I was recently reading the newspaper when I came across a story that pushed my outrage button hard: a public figure, one whose position depends utterly on public trust, was exposed as a hypocrite, an egomaniac and a liar. I composed a snarky tweet in my head, pulled out my iPhone and began to type. But somewhere between the 140th character and “send,” I paused. A humiliating hashtag was already trending. What could my tweet possibly add? But more importantly, how might it harm? I deleted the draft and turned back to reading the newspaper.
As providence would have it, a few days later I was at a meeting where the topic was civility - specifically the need for Christians to engage more civilly with the culture and to set an example for speaking the truth in love. I was convicted once again about the tweet I almost sent. Then I read these pointed words by Rebecca Warren at The Banner about the growing meanness that has come to characterize our society, even within the church:
Our outrage leaves us drowning in self-righteousness and pride, which are harmful to our souls and devastating to our communities. We seek out the people who agree with us and avoid those who do not. Most of the time, if we’re honest, we put a higher value on being right than on being loving.
As a result, Warren writes, “our witness is broken.”
This escalation of public humiliation on the Internet has a name: social media shaming. It’s a phenomenon so prevalent and so devastating, in fact, that an entire book has been written on it: Jon Ronson’s forthcoming So You’ve Been Publically Shamed. A recent excerpt from the book in New York Times Magazine details how one snarky, stupid, better-unsent tweet - and the public shaming that followed - nearly destroyed the life and career of one communications professional. Another story Ronson reports is of a young woman working in the nonprofit sector who lost her job and her reputation after an offensive prank photo she took at Arlington National Cemetery. This year’s Oscars telecast has been characterized as a fountainhead for outrage, protest and shaming on a range of issues.

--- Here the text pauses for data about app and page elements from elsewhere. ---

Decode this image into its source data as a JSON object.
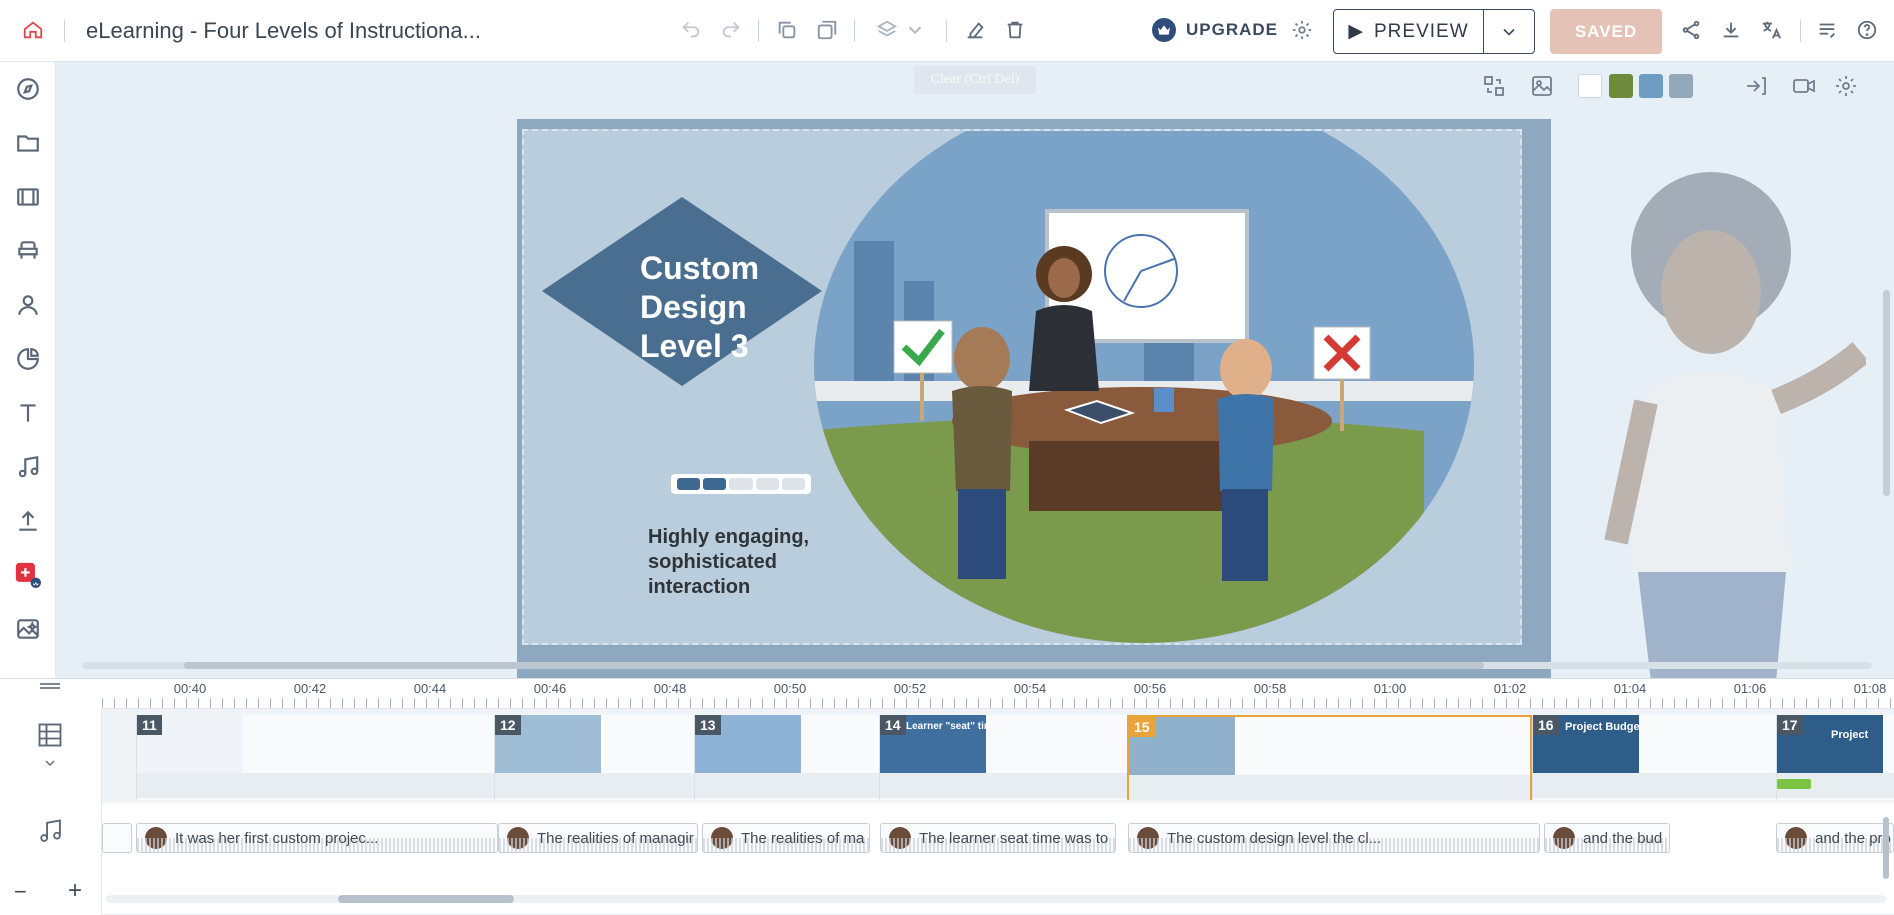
{
  "app": {
    "doc_title": "eLearning - Four Levels of Instructiona...",
    "upgrade_label": "UPGRADE",
    "preview_label": "PREVIEW",
    "saved_label": "SAVED",
    "tooltip": "Clear (Ctrl Del)"
  },
  "toolbar": {
    "swatches": [
      "#ffffff",
      "#6e8b3d",
      "#6f9cc1",
      "#93a8b8"
    ]
  },
  "slide": {
    "title": "Custom Design Level 3",
    "title_lines": [
      "Custom",
      "Design",
      "Level 3"
    ],
    "body": "Highly engaging, sophisticated interaction",
    "progress_filled": 2,
    "progress_total": 5
  },
  "timeline": {
    "ruler": [
      "00:40",
      "00:42",
      "00:44",
      "00:46",
      "00:48",
      "00:50",
      "00:52",
      "00:54",
      "00:56",
      "00:58",
      "01:00",
      "01:02",
      "01:04",
      "01:06",
      "01:08"
    ],
    "scenes": [
      {
        "num": "11",
        "caption": ""
      },
      {
        "num": "12",
        "caption": ""
      },
      {
        "num": "13",
        "caption": ""
      },
      {
        "num": "14",
        "caption": "Learner \"seat\" time"
      },
      {
        "num": "15",
        "caption": ""
      },
      {
        "num": "16",
        "caption": "Project Budget"
      },
      {
        "num": "17",
        "caption": "Project"
      }
    ],
    "audio_clips": [
      "It was her first custom projec...",
      "The realities of managir",
      "The realities of ma",
      "The learner seat time was to",
      "The custom design level the cl...",
      "and the bud",
      "and the pro"
    ]
  }
}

It’s tempting to emphasize the range of differences in culpability in these situations, to point to poor choices in some cases, to ideological differences in others and pure victimhood in others. But perhaps for Christians, the cause of the shaming and outrage is far less significant than the phenomenon itself.
For the Christian, shame and outrage can never be ends in themselves.
Ours may be a culture that no longer believes in sin. But, clearly, it believes in shame. Shame was the subject of this month’s Christianity Today cover story, in which Andy Crouch analyzes how Western civilization is transitioning from a guilt-based to a “media-amplified shame culture.” The role that communities play in conferring either honor or shame (in contrast to their more individualistic counterparts, innocence and guilt) provides an opportunity for the church, Crouch argues.
While public outrage is as old as human history, social media shaming is new. In its ability to take shame as far beyond a local community as the entire globe and to wreak effects vastly disproportionate to the precipitating acts, social media shaming may become a form of systemic injustice. It therefore is a phenomenon that Christians need to acknowledge and address intentionally and with principle. We have the opportunity at this moment in our culture to determine to offer a different way than the world.
For the Christian, shame and outrage can never be ends in themselves. While we value accountability, Christian accountability should always be oriented toward reconciliation and restoration - and seasoned with humility and love. Keeping this purpose and this manner in mind will go a long way toward employing the best form of accountability, as well as its most healthy and productive context. More often than not, true accountability occurs within the context of real community and real-life relationships - not off-the-cuff tweets or outraged Internet posts.